— THE TASK —
In the records below, work out how many lines hold the word "Escuchas". Report the number alone.

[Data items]

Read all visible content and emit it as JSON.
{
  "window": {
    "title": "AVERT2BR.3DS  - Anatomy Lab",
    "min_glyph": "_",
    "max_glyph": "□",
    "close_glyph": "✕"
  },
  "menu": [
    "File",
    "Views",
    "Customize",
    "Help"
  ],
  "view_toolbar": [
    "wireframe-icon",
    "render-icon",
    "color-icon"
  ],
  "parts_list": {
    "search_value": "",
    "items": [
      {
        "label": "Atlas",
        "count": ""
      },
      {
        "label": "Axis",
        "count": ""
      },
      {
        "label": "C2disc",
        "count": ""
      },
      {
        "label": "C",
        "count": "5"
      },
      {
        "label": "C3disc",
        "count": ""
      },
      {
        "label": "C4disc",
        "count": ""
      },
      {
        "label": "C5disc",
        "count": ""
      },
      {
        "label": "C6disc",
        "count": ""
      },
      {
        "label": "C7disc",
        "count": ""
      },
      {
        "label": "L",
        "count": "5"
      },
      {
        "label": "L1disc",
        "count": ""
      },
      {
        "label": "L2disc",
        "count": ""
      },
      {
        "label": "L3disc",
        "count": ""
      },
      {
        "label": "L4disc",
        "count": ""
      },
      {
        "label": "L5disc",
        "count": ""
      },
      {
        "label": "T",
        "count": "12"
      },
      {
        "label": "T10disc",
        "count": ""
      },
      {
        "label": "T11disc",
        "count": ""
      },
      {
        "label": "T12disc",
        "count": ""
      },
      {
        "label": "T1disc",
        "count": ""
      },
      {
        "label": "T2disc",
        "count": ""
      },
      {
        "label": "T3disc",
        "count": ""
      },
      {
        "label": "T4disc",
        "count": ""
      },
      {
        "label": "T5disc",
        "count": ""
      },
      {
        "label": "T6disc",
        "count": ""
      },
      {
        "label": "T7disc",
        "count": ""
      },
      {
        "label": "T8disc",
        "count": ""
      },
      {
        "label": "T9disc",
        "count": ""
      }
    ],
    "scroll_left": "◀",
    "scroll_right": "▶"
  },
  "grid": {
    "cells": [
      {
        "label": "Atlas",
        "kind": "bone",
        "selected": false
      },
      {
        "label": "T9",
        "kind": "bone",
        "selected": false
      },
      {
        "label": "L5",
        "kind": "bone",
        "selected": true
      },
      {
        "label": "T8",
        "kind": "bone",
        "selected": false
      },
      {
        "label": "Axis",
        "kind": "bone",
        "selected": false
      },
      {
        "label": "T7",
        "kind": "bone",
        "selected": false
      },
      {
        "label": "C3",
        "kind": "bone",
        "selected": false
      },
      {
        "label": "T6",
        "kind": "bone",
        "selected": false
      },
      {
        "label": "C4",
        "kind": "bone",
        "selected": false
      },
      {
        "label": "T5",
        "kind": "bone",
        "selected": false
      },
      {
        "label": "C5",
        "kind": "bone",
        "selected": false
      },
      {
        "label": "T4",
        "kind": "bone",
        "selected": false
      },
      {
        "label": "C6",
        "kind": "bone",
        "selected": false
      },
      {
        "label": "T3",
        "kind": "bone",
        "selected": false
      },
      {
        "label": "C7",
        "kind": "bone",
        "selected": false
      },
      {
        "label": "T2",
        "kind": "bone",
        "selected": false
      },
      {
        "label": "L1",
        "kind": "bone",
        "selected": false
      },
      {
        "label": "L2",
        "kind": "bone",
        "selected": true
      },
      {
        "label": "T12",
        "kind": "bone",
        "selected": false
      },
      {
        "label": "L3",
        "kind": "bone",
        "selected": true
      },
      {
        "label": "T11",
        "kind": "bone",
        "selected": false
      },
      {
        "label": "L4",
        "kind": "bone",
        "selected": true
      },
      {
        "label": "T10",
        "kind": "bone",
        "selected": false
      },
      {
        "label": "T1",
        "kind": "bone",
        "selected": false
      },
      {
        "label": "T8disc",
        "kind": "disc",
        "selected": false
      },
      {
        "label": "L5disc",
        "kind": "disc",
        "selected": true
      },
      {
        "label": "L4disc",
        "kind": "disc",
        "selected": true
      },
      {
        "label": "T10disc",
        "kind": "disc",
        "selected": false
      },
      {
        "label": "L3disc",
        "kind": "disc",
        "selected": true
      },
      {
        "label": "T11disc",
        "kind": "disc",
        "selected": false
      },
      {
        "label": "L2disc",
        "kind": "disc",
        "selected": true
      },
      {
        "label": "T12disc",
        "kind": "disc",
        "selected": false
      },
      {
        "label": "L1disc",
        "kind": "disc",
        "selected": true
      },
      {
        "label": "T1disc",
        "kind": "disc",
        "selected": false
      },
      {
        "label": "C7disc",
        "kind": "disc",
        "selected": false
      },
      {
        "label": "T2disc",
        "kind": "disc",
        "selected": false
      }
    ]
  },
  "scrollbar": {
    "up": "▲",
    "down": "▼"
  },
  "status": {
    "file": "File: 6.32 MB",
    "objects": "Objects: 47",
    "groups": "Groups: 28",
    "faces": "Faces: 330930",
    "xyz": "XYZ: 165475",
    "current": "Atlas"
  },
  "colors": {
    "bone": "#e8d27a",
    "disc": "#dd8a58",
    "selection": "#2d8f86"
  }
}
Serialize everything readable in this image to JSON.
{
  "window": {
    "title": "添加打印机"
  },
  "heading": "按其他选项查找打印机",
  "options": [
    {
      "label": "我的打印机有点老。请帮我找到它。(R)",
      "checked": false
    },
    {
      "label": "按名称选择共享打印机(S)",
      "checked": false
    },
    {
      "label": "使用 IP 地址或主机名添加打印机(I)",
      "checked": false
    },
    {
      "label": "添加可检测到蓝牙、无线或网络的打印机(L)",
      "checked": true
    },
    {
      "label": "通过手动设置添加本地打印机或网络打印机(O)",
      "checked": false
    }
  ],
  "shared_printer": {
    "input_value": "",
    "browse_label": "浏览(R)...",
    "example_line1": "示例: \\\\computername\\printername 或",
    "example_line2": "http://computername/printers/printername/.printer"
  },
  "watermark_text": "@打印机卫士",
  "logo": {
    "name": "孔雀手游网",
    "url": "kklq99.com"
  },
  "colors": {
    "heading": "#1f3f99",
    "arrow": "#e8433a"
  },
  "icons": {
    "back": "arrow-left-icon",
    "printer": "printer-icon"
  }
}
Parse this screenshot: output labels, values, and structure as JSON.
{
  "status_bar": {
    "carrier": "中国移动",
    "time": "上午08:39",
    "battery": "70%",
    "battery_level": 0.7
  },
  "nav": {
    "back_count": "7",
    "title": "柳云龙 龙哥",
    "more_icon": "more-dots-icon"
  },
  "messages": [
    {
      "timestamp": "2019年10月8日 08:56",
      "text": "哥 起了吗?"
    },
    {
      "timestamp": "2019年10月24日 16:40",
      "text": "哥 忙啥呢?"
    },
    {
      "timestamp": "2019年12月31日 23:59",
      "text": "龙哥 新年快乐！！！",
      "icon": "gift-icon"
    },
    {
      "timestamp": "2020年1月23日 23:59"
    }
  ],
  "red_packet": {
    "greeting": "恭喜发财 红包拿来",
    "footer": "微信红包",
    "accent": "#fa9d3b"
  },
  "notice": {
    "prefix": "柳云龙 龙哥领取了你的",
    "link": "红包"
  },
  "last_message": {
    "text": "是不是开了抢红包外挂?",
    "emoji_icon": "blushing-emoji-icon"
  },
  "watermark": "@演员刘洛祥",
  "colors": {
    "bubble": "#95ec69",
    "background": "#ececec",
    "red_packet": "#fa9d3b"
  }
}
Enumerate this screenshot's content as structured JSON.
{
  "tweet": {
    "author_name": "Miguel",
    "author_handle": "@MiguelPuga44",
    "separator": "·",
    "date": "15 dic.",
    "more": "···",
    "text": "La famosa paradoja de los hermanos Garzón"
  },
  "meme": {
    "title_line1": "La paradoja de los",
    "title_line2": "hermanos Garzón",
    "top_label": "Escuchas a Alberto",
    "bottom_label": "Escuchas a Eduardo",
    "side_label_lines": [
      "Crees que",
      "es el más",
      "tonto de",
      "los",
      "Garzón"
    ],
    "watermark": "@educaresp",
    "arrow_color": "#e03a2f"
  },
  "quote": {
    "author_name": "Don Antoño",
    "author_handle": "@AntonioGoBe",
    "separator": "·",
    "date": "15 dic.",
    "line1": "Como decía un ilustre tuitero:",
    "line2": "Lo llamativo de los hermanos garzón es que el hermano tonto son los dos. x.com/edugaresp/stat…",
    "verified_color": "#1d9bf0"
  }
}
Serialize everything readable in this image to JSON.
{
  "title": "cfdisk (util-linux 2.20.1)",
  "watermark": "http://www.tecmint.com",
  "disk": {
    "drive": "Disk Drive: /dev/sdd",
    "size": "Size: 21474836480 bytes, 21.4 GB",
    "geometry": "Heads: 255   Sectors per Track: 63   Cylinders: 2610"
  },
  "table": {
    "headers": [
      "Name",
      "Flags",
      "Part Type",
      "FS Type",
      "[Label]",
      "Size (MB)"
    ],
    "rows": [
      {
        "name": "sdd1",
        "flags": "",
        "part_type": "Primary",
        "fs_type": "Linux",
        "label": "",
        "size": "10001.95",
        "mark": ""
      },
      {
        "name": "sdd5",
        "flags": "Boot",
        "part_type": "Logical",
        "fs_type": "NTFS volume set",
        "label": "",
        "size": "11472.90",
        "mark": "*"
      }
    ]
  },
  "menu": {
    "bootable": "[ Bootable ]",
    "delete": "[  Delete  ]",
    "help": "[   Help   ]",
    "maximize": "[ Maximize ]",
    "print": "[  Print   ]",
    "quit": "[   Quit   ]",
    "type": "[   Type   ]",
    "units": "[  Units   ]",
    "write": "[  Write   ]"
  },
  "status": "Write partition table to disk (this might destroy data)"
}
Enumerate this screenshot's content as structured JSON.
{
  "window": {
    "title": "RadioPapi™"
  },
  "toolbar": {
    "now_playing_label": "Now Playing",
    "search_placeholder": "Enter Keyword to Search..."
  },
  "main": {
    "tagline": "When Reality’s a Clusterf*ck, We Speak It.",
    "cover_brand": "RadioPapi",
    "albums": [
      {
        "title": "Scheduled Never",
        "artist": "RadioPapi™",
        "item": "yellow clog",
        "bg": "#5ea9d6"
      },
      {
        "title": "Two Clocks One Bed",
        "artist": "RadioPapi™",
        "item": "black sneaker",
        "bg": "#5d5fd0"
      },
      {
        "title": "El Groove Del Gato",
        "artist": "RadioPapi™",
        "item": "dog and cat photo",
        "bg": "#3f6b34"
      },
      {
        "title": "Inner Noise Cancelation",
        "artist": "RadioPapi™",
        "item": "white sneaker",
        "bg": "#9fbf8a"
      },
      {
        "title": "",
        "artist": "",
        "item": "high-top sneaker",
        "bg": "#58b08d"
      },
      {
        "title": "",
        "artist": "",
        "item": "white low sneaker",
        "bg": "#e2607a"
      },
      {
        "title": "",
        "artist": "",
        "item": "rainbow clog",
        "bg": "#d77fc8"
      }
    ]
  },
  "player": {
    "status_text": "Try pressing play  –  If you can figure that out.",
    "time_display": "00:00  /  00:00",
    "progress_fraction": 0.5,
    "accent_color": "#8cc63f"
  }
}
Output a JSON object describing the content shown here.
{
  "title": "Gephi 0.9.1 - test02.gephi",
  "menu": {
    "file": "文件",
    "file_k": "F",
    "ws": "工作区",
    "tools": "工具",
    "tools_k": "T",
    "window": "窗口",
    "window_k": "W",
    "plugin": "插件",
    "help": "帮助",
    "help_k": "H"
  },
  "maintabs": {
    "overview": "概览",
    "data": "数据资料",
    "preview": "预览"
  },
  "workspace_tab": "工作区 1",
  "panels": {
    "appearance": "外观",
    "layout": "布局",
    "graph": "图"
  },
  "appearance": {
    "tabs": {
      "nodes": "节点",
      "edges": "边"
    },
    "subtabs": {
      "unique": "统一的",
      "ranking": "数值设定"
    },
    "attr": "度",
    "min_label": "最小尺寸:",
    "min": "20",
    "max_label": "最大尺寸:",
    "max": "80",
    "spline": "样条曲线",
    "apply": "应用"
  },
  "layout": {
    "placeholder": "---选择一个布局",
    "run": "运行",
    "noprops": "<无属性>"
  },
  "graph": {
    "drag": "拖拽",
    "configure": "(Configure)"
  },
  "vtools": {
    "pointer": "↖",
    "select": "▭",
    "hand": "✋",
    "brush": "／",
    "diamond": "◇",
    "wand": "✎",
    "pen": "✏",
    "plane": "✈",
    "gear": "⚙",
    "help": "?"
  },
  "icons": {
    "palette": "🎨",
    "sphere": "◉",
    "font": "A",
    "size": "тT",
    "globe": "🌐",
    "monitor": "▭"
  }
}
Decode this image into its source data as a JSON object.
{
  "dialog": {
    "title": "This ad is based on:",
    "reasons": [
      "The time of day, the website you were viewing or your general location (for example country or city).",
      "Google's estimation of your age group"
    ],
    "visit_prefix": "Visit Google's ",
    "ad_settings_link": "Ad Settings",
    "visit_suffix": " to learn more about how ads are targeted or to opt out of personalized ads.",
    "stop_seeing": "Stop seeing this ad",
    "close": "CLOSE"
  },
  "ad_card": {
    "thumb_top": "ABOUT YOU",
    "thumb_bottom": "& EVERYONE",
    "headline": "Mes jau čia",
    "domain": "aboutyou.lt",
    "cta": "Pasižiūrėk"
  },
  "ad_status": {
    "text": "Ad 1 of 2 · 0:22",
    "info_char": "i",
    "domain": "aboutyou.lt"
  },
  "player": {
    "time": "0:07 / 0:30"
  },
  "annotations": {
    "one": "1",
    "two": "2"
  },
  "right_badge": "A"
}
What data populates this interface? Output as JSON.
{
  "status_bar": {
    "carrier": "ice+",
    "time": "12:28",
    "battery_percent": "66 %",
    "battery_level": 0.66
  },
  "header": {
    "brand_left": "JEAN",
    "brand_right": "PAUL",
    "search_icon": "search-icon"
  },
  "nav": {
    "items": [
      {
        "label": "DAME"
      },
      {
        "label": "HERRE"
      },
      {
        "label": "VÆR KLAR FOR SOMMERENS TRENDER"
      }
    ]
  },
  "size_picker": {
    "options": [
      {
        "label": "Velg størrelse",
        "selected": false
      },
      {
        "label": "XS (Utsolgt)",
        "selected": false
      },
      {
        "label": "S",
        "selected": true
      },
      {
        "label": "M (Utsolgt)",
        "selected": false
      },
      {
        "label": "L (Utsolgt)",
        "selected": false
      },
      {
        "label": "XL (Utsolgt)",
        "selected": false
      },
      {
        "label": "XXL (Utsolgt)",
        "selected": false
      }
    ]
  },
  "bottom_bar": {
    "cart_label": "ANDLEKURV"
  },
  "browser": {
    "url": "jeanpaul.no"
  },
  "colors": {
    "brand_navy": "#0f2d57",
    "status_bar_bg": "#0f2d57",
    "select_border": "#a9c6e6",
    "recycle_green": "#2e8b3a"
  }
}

— ANSWER SPACE —
2